Pupils who are unable to obtain a VMBO qualification, even with long-term extra help, can receive practical training to prepare them for a position on the labour market.

In vocational education, courses of study have been adjusted to better suit the labour market. In light of the ever-growing demand for MBO (upper secondary vocational education) and HBO (higher professional education) graduates, an important goal for the coming years is to encourage students to move on to higher secondary school levels and to prevent students from dropping out.

The supervision of the quality of Dutch education is partly entrusted to the government’s national Education Inspection Commission. Dutch schools are financed by the government. They receive a fixed amount of funding each year to be spent on facilities, salaries and further education of staff as they see fit.

Upper forms specialisations

Pupils specialise after the third year of their secondary education. They choose one of four pro-files that will prepare them for higher education:

  • Science and health
  • Science and technology
  • Economics and society
  • Culture and society

Each profile consists of:

  • Mandatory subjects (regardless of the profile), such as Dutch, Mathematics and English.
  • Specialist subjects, such as Physics for the science and technology profile.
  • Electives, which can be chosen from another profile.

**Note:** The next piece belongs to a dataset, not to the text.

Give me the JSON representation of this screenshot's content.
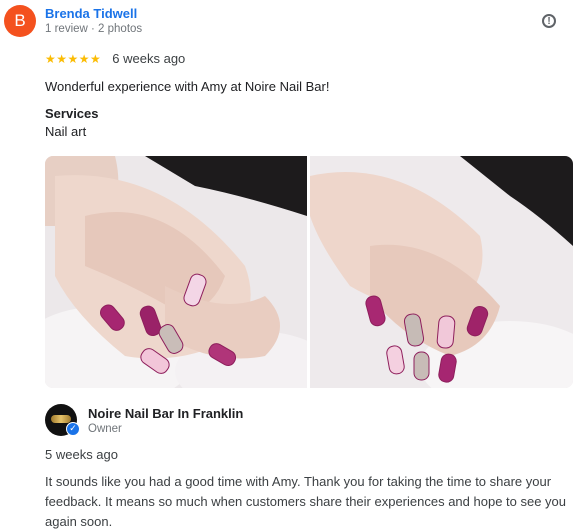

The VMBO programme consists of a theoretical and a professional oriented stream. The theoretical pathway is meant for pupils who may wish to join the HAVO programme, or who want to defer their choice of profession since specialisation only takes place in the third year. There are four specialisations:

  • Economics
  • Healthcare
  • Engineering
  • Agriculture

The professional pathway is a practice-oriented education. After two years, pupils choose one of the following four professional specialisations:

  • Economy and Enterprise
  • Care and Well-being
  • Construction, Domestic living and Interior design
  • Producing, Installing and Energy